So if you haven’t been reading the fine print on notices sent by your credit-card issuer lately, you might not realize that the terms on your card have changed. For those of you who have paid close attention to any changes and have grown frustrated with them, you might be in the market for a new card. So we asked Ken Lin, chief executive of free credit-report site Credit Karma, what consumers need to know about credit cards now. Here are ten things you should know.


1. Does the card charge an annual fee? Lin says most cards are bringing back this fee. In October, Bank of America announced it would start charging cardholders who pay in full each month an annual fee of $29 to $99 a year. Citigroup has started charging annual fees to cardholders who don't put more than a specific amount on their cards, typically $2,400 a year.

2. Has your rate increased? A study by the Pew Safe Credit Cards Project found that the lowest advertised credit-card rates increased by more than 20% from December 2008 to July 2009 while the highest advertised rates increased 13% during that time period. If you're looking for a lower-rate card, consider one from a credit union. Advertised rates were 20% lower at credit unions, according to the Pew study.

3. Is there a fee for not using the card regularly? You're not using your card and trying to pay down your debt, and what's your reward? A fee. Yes, some card companies are charging fees for not using your card regularly, even if you carry a balance.

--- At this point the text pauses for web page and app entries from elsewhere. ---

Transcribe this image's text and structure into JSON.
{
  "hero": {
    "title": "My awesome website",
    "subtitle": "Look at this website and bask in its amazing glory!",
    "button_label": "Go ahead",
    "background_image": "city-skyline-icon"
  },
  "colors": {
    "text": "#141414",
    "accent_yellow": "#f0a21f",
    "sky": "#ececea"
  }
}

4. Has your minimum payment changed? Card companies are changing minimum payment amounts with minimum notice. Chase, for example, hiked the minimum payment for cardholders with large balances from 2% to 5%. If pay only the minimum and have payments automatically deducted from your bank account each month, make sure you're paying the right amount.

5. Is your rewards card still rewarding? Several issuers now are charging fees for cardholders to redeem their rewards. Lin says the new legislation won't prohibit issuers from changing terms arbitrarily on rewards cards. Plus, rewards cards tend to charge higher interest rates. So if you carry a balance, this is not the card for you.

6. Has your credit-limit been cut? Analysts expect credit card companies to cut limits by $2 trillion by mid-2010. This isn't just happening to people who have fallen behind on payments or have low credit scores.

7. How are payments applied? Until the new law takes effect, card issuers don't have to apply your payments to your highest-rate balance. Many issuers now apply payments toward your lowest-rate balance.


8. Can you get approved for a new card? People with a credit score of 650 or lower will have a much tougher time getting a credit card. Lin recommends applying for a card from your bank or for a secured card. Secured cards require you to put down a deposit of $200 to $300. Watch out, though, for secured cards with exhorbitant fees. Orchard Bank's card has no hidden fees and a $35 annual fee that's waived the first year. Public Savings Bank has no annual fees on its secured card.

9. What's the right card for your credit score? If you have a low credit score, do not apply for a premium card. You will get turned down, and your credit score will drop even more because you made a credit inquiry, Lin says. Credit Karma lets you search for credit cards based on your credit score.

10. Should you transfer your balance if you're fed up with your card? Balance transfers aren't as much of a sweet deal that they used to be because card issuers are adding fees (or hiking them). For example, Chase now charges a 5% balance-transfer fee. Factor in these fees when considering balance-transfer offers.

See LowCards.com for a comprehensive list of changes major credit-card issuers have implemented recently.